Brandon McKean could scarcely believe the reason a Pontiac, Mich., police officer gave for detaining and questioning him on Thanksgiving afternoon: walking with his hands in his pockets on a freezing day. "There's 10,000 people in Pontiac right now with their hands in their pockets," the 33-year-old tells the officer in a 70-second video of the incident that McKean posted to his Facebook page; the high that day in Pontiac was 33 degrees. The stop was apparently prompted by a call from a worried citizen who had seen McKean walking, and the officer told McKean he had been "making people nervous." Replies McKean, who is black, "By walking by?" Answers the white officer, "Yeah, they said you had your hands in your pockets."

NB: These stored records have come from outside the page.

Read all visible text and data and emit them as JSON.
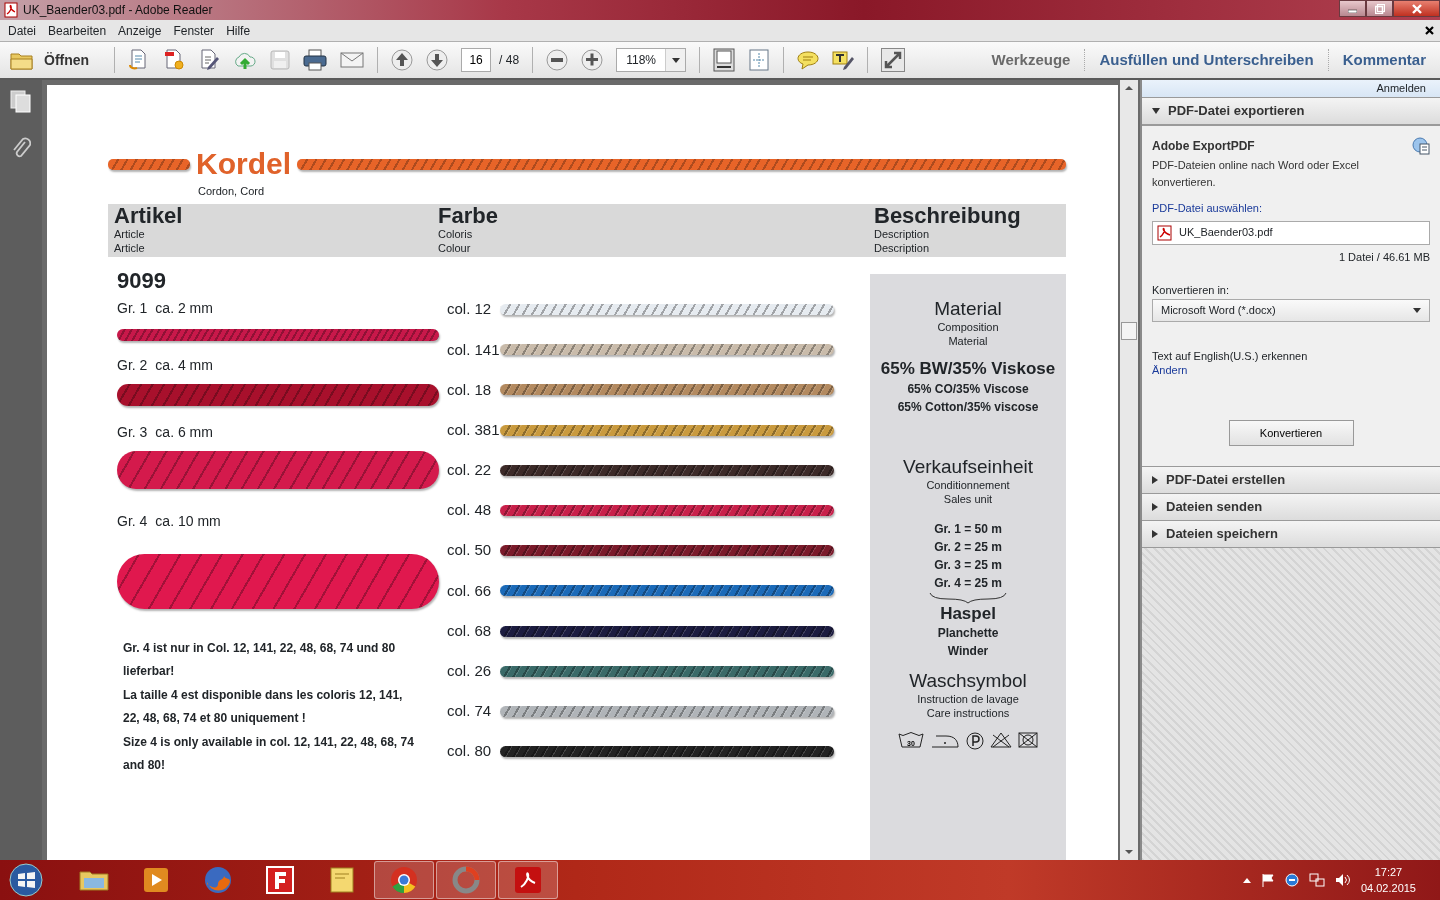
{
  "window": {
    "title": "UK_Baender03.pdf - Adobe Reader"
  },
  "menu": [
    "Datei",
    "Bearbeiten",
    "Anzeige",
    "Fenster",
    "Hilfe"
  ],
  "toolbar": {
    "open": "Öffnen",
    "save": {
      "disabled": true
    },
    "page": "16",
    "page_total": "/ 48",
    "zoom": "118%",
    "panes": [
      {
        "label": "Werkzeuge",
        "kind": "tools"
      },
      {
        "label": "Ausfüllen und Unterschreiben",
        "kind": "pane"
      },
      {
        "label": "Kommentar",
        "kind": "pane"
      }
    ]
  },
  "document": {
    "title": "Kordel",
    "subtitle": "Cordon, Cord",
    "columns": [
      {
        "title": "Artikel",
        "subtitles": [
          "Article",
          "Article"
        ]
      },
      {
        "title": "Farbe",
        "subtitles": [
          "Coloris",
          "Colour"
        ]
      },
      {
        "title": "Beschreibung",
        "subtitles": [
          "Description",
          "Description"
        ]
      }
    ],
    "article": {
      "number": "9099",
      "sizes": [
        {
          "label": "Gr. 1",
          "size": "ca. 2 mm",
          "color": "#c8184a"
        },
        {
          "label": "Gr. 2",
          "size": "ca. 4 mm",
          "color": "#a8102c"
        },
        {
          "label": "Gr. 3",
          "size": "ca. 6 mm",
          "color": "#d41a4c"
        },
        {
          "label": "Gr. 4",
          "size": "ca. 10 mm",
          "color": "#e0184e"
        }
      ],
      "notes": [
        "Gr. 4 ist nur in Col. 12, 141, 22, 48, 68, 74 und 80 lieferbar!",
        "La taille 4 est disponible dans les coloris 12, 141, 22, 48, 68, 74 et 80 uniquement !",
        "Size 4 is only available in col. 12, 141, 22, 48, 68, 74 and 80!"
      ]
    },
    "colors": [
      {
        "label": "col. 12",
        "color": "#e6ebf0"
      },
      {
        "label": "col. 141",
        "color": "#c9bbaa"
      },
      {
        "label": "col. 18",
        "color": "#b38a60"
      },
      {
        "label": "col. 381",
        "color": "#c99a3e"
      },
      {
        "label": "col. 22",
        "color": "#3c2a28"
      },
      {
        "label": "col. 48",
        "color": "#c8204a"
      },
      {
        "label": "col. 50",
        "color": "#7a1a2a"
      },
      {
        "label": "col. 66",
        "color": "#1b6ab8"
      },
      {
        "label": "col. 68",
        "color": "#1c1c40"
      },
      {
        "label": "col. 26",
        "color": "#3a6a68"
      },
      {
        "label": "col. 74",
        "color": "#b0b4b8"
      },
      {
        "label": "col. 80",
        "color": "#222222"
      }
    ],
    "description": {
      "material": {
        "title": "Material",
        "subtitles": [
          "Composition",
          "Material"
        ],
        "values": [
          "65% BW/35% Viskose",
          "65% CO/35% Viscose",
          "65% Cotton/35% viscose"
        ]
      },
      "sales_unit": {
        "title": "Verkaufseinheit",
        "subtitles": [
          "Conditionnement",
          "Sales unit"
        ],
        "values": [
          "Gr. 1 = 50 m",
          "Gr. 2 = 25 m",
          "Gr. 3 = 25 m",
          "Gr. 4 = 25 m"
        ],
        "package": [
          "Haspel",
          "Planchette",
          "Winder"
        ]
      },
      "care": {
        "title": "Waschsymbol",
        "subtitles": [
          "Instruction de lavage",
          "Care instructions"
        ],
        "wash_temperature": "30"
      }
    }
  },
  "right_panel": {
    "sign_in": "Anmelden",
    "sections": [
      {
        "title": "PDF-Datei exportieren",
        "expanded": true
      },
      {
        "title": "PDF-Datei erstellen",
        "expanded": false
      },
      {
        "title": "Dateien senden",
        "expanded": false
      },
      {
        "title": "Dateien speichern",
        "expanded": false
      }
    ],
    "export": {
      "title": "Adobe ExportPDF",
      "text": "PDF-Dateien online nach Word oder Excel konvertieren.",
      "select_label": "PDF-Datei auswählen:",
      "file": "UK_Baender03.pdf",
      "file_info": "1 Datei / 46.61 MB",
      "convert_label": "Konvertieren in:",
      "format": "Microsoft Word (*.docx)",
      "ocr_text": "Text auf English(U.S.) erkennen",
      "change_link": "Ändern",
      "button": "Konvertieren"
    }
  },
  "taskbar": {
    "apps": [
      {
        "kind": "explorer",
        "open": false
      },
      {
        "kind": "media",
        "open": false
      },
      {
        "kind": "firefox",
        "open": false
      },
      {
        "kind": "f-app",
        "open": false
      },
      {
        "kind": "notes",
        "open": false
      },
      {
        "kind": "chrome",
        "open": true
      },
      {
        "kind": "wheel",
        "open": true
      },
      {
        "kind": "reader",
        "open": true
      }
    ],
    "time": "17:27",
    "date": "04.02.2015"
  }
}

"I'm really mad at the situation, whoever called. That's crazy," McKean tells the officer, who later continues, "we do have a lot of robberies, so I'm just checking on you." Gawker has this on the legality of the situation: "This type of questioning, universally known as a Terry stop, requires an officer to have reasonable suspicion that a crime has been committed." The incident ended peacefully, but it challenges "the far stretches of what could be considered 'reasonable suspicion,'" writes Llywellyn Bird at the Pontiac Tribune. Reasonable suspicion most often stems from actually seeing the suspect exhibit unusual behavior, but "in this instance, the only reasonable suspicion the officer disclosed was an alleged call received by police from a nervous resident." As for the reference to the robberies, writes Bird, that's "far too broad to suspect any potential wrongdoing." (In St. Louis, cops are fuming over the Rams' Ferguson protest.)